Exercise material section start

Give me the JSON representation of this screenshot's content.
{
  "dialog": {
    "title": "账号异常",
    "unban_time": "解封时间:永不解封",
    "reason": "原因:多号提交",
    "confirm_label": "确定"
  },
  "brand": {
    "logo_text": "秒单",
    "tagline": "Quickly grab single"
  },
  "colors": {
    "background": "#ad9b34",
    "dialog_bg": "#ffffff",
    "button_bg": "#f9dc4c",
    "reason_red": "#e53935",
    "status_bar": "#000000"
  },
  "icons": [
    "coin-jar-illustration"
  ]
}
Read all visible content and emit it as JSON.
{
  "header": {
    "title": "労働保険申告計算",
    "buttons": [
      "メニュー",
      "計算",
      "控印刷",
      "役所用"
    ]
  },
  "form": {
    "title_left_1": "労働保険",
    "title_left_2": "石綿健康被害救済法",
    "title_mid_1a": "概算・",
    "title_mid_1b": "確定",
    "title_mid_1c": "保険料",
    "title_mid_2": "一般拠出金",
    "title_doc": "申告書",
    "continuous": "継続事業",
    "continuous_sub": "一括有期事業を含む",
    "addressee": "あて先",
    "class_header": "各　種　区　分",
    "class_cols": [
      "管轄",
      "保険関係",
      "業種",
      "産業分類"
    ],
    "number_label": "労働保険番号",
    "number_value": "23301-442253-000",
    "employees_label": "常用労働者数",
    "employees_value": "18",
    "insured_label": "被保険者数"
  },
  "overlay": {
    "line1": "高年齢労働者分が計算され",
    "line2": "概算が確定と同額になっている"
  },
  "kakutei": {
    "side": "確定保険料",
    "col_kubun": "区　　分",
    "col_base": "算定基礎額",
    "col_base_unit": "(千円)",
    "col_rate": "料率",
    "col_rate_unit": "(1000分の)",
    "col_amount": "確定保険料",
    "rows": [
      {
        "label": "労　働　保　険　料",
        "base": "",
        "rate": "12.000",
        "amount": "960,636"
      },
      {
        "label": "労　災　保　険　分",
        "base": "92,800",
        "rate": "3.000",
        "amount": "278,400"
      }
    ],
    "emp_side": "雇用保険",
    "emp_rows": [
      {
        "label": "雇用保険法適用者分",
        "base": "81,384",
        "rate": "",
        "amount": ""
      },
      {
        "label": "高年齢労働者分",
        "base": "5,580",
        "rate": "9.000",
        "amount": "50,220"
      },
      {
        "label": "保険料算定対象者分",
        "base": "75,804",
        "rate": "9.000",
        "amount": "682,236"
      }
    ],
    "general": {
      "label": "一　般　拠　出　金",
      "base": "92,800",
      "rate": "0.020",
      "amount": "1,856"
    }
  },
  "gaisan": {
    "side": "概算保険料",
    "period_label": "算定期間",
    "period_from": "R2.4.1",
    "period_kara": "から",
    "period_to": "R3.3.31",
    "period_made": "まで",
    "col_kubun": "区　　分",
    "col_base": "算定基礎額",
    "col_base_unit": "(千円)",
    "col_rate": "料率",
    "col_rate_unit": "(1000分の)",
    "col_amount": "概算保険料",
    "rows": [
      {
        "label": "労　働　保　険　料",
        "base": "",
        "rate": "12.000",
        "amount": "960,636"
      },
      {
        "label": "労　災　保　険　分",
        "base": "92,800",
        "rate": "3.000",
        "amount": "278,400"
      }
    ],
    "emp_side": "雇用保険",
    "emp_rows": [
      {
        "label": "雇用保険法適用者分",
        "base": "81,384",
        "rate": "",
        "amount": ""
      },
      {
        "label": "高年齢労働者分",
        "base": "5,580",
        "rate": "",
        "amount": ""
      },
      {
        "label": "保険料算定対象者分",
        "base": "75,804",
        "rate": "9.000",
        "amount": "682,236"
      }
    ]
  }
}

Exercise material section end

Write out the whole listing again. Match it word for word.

Give me the JSON representation of this screenshot's content.
{
  "dialog": {
    "title": "账号异常",
    "unban_time": "解封时间:永不解封",
    "reason": "原因:多号提交",
    "confirm_label": "确定"
  },
  "brand": {
    "logo_text": "秒单",
    "tagline": "Quickly grab single"
  },
  "colors": {
    "background": "#ad9b34",
    "dialog_bg": "#ffffff",
    "button_bg": "#f9dc4c",
    "reason_red": "#e53935",
    "status_bar": "#000000"
  },
  "icons": [
    "coin-jar-illustration"
  ]
}
Read all visible content and emit it as JSON.
{
  "header": {
    "title": "労働保険申告計算",
    "buttons": [
      "メニュー",
      "計算",
      "控印刷",
      "役所用"
    ]
  },
  "form": {
    "title_left_1": "労働保険",
    "title_left_2": "石綿健康被害救済法",
    "title_mid_1a": "概算・",
    "title_mid_1b": "確定",
    "title_mid_1c": "保険料",
    "title_mid_2": "一般拠出金",
    "title_doc": "申告書",
    "continuous": "継続事業",
    "continuous_sub": "一括有期事業を含む",
    "addressee": "あて先",
    "class_header": "各　種　区　分",
    "class_cols": [
      "管轄",
      "保険関係",
      "業種",
      "産業分類"
    ],
    "number_label": "労働保険番号",
    "number_value": "23301-442253-000",
    "employees_label": "常用労働者数",
    "employees_value": "18",
    "insured_label": "被保険者数"
  },
  "overlay": {
    "line1": "高年齢労働者分が計算され",
    "line2": "概算が確定と同額になっている"
  },
  "kakutei": {
    "side": "確定保険料",
    "col_kubun": "区　　分",
    "col_base": "算定基礎額",
    "col_base_unit": "(千円)",
    "col_rate": "料率",
    "col_rate_unit": "(1000分の)",
    "col_amount": "確定保険料",
    "rows": [
      {
        "label": "労　働　保　険　料",
        "base": "",
        "rate": "12.000",
        "amount": "960,636"
      },
      {
        "label": "労　災　保　険　分",
        "base": "92,800",
        "rate": "3.000",
        "amount": "278,400"
      }
    ],
    "emp_side": "雇用保険",
    "emp_rows": [
      {
        "label": "雇用保険法適用者分",
        "base": "81,384",
        "rate": "",
        "amount": ""
      },
      {
        "label": "高年齢労働者分",
        "base": "5,580",
        "rate": "9.000",
        "amount": "50,220"
      },
      {
        "label": "保険料算定対象者分",
        "base": "75,804",
        "rate": "9.000",
        "amount": "682,236"
      }
    ],
    "general": {
      "label": "一　般　拠　出　金",
      "base": "92,800",
      "rate": "0.020",
      "amount": "1,856"
    }
  },
  "gaisan": {
    "side": "概算保険料",
    "period_label": "算定期間",
    "period_from": "R2.4.1",
    "period_kara": "から",
    "period_to": "R3.3.31",
    "period_made": "まで",
    "col_kubun": "区　　分",
    "col_base": "算定基礎額",
    "col_base_unit": "(千円)",
    "col_rate": "料率",
    "col_rate_unit": "(1000分の)",
    "col_amount": "概算保険料",
    "rows": [
      {
        "label": "労　働　保　険　料",
        "base": "",
        "rate": "12.000",
        "amount": "960,636"
      },
      {
        "label": "労　災　保　険　分",
        "base": "92,800",
        "rate": "3.000",
        "amount": "278,400"
      }
    ],
    "emp_side": "雇用保険",
    "emp_rows": [
      {
        "label": "雇用保険法適用者分",
        "base": "81,384",
        "rate": "",
        "amount": ""
      },
      {
        "label": "高年齢労働者分",
        "base": "5,580",
        "rate": "",
        "amount": ""
      },
      {
        "label": "保険料算定対象者分",
        "base": "75,804",
        "rate": "9.000",
        "amount": "682,236"
      }
    ]
  }
}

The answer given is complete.